Cyclone Winston: Death toll reaches 21 as authorities continue to assess damage

Cyclone Winston: Death toll reaches 21 as authorities continue to assess damage

Cyclone Winston: Death toll reaches 21 as authorities continue to assess damage

Updated 22 February 2016, 22:30 AEDT

The death toll from Cyclone Winston, which tore through Fiji on the weekend, rises to at least 21, officials say.

The death toll from Cyclone Winston, which tore through Fiji on the weekend, has risen to 21, officials say.

Key points:

  • Death toll continues to rise
  • Australia offers $5m in aid
  • Worst of weather has passed

Aid agencies warned of a widespread health crisis, particularly in low-lying areas where thousands of Fiji's 900,000 people live in tin shacks, after crops were wiped out and fresh water supplies blocked.

More than 8,100 people remained hunkered down in hundreds of evacuation centres across Fiji where they had headed before Tropical Cyclone Winston hit late on Saturday with winds of up to 330 kilometres per hour.

The National Disaster Management Office (NDMO) said 21 people had died and four were still missing at sea.

"This number is bound to change as we progress," an NDMO spokesman said.

"[In] the Western Division alone, there are 10 deaths being recorded."

One of the hardest hit areas was Koro island.

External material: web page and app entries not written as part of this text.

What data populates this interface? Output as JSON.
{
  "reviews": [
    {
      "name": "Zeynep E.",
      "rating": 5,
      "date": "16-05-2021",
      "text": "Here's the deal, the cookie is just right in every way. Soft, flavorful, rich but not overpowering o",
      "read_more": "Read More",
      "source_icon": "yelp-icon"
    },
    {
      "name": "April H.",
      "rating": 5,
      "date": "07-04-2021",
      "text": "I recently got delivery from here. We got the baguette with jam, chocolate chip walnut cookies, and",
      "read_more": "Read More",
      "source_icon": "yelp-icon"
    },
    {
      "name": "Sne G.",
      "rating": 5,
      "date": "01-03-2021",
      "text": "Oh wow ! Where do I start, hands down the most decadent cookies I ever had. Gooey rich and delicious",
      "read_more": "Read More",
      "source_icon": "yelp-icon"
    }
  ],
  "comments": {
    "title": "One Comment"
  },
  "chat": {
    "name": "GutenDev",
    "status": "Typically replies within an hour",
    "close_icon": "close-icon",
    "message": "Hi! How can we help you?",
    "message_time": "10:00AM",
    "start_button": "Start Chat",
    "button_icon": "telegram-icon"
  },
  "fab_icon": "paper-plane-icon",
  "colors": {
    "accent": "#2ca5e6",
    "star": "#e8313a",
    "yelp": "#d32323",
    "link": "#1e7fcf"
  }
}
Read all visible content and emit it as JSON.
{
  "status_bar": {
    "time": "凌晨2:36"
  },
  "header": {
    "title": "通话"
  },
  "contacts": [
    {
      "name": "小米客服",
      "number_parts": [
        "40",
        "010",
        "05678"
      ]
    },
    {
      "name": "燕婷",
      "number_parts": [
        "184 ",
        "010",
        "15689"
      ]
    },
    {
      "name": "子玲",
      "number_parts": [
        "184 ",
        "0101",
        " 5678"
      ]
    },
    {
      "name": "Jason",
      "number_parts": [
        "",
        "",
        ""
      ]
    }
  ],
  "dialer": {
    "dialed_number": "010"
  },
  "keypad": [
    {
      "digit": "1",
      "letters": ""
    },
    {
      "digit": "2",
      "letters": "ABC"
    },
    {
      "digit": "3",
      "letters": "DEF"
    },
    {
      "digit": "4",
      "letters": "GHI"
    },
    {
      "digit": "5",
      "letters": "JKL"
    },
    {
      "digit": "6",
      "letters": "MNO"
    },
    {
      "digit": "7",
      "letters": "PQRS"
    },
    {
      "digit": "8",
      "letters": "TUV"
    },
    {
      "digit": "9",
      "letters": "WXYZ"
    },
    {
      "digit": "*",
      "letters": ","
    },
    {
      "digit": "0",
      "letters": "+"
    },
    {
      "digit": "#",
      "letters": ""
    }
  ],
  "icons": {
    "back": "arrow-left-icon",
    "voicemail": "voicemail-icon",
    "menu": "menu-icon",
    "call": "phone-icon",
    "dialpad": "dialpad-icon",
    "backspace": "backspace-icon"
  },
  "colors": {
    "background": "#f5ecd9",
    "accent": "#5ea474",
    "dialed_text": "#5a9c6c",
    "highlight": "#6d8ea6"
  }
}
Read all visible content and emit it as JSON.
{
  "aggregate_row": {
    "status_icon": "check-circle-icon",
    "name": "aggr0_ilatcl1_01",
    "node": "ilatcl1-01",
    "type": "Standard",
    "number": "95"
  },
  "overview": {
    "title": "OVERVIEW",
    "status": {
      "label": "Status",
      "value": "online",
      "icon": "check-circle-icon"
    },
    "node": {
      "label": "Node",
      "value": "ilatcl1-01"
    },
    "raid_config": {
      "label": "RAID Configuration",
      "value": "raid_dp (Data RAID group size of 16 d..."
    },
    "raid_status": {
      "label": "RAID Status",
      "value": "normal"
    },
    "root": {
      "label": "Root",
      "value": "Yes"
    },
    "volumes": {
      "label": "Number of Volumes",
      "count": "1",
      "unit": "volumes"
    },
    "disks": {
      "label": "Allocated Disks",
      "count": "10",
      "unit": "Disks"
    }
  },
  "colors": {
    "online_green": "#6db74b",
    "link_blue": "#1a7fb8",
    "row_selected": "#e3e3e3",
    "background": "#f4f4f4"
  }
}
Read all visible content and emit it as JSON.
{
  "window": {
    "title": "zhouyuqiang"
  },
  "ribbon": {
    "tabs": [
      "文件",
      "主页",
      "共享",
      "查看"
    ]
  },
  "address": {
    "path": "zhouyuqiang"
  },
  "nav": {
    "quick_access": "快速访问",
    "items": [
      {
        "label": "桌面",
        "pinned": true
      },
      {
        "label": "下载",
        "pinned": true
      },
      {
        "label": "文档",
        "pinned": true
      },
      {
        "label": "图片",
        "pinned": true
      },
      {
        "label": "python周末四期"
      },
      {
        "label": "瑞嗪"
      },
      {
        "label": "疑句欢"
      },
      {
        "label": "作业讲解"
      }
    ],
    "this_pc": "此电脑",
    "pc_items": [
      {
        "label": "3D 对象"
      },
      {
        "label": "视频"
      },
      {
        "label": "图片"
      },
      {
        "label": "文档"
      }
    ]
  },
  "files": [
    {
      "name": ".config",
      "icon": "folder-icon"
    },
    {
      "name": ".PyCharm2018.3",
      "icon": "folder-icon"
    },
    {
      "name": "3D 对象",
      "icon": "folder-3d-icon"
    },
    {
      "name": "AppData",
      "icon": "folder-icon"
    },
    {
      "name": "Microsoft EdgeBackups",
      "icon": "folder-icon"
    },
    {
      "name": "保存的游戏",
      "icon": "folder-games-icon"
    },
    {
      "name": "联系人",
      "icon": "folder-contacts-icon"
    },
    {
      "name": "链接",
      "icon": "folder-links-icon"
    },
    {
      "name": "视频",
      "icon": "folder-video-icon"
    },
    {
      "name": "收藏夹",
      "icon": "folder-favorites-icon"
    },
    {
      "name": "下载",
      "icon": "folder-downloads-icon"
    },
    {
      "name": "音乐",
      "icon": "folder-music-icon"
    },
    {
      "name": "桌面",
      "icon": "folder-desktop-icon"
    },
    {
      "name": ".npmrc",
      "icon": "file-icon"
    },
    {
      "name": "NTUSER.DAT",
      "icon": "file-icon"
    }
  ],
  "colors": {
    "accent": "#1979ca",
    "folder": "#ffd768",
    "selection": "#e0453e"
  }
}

Residents who viewed aerial photos said the island was "unrecognisable".

"We just couldn't explain how much devastation has [been] caused to the various villages across Koro," Malakai Kaitani said.

Foreign Minister Julie Bishop said Australia would provide $5 million in emergency aid and offered a P-3 Orion aircraft and several rescue helicopters.

"Australia's thoughts are with the people of Fiji, particularly those who have lost family and friends as a result of Tropical Cyclone Winston, the largest recorded cyclone to hit the country," she said in a statement.

The UN's humanitarian agency said 150 homes were destroyed in the Eastern Division, while other reports said as many as 680 properties were destroyed in the Western Division.

"There are whole villages that are just completely gone — there's nothing but pieces of wood left of them," UN disaster response worker Danielle Parry said.

"The island of Koro in particular, in the Lomaiviti group, seems to be very, very badly hit."

The Red Cross in Fiji said relief was starting to reach those affected.

"The devastation is huge," Ahmad Sami from the Red Cross told Pacific Beat.

"We are looking at shelter damage, restoration of water and establishing logistics so that we can ensure that beneficiaries are receiving goods and assistance.

Some flights have resumed, enabling aid efforts to be stepped up as the authorities begin to grasp the scale of the disaster.

Australian tourists arriving at Sydney airport said they were relieved to be home.

Bainimarama calls on Fijians to band together

Prime Minister Frank Bainimarama called on Fijians to band together.

"This is a time of sorrow but it will also be a time of action," Mr Bainimarama said.

"We will stand united in the face of this disaster.

"Please, if you see your neighbour struggling, help if you are able to.

"If you see a dangerous situation, report it, and keep your fellow Fijians in your prayers as we together overcome this tragedy."

Mr Bainimarama ordered all public servants to report to work on Monday morning to assist with the recovery effort.

The Nadi Tropical Cyclone Warning Centre said the worst of the cyclone was over and the risk of further flooding was gone.

"It [the cyclone] is to the far west of Fiji," meteorologist Misaeli Funaki said.

"The warning that was previously in force for literally the whole of Fiji has been cancelled.

"The weather is back to normal now but unfortunately the damage on the ground is devastating."

Officials said communication to some of the worst-hit areas was limited but engineers were working to re-establish phone lines, as well as electricity and water supplies.

A curfew that was imposed on Saturday night was lifted on Monday morning, but schools will remain closed for the week, with buildings being used to provide temporary shelter for those who have lost their homes.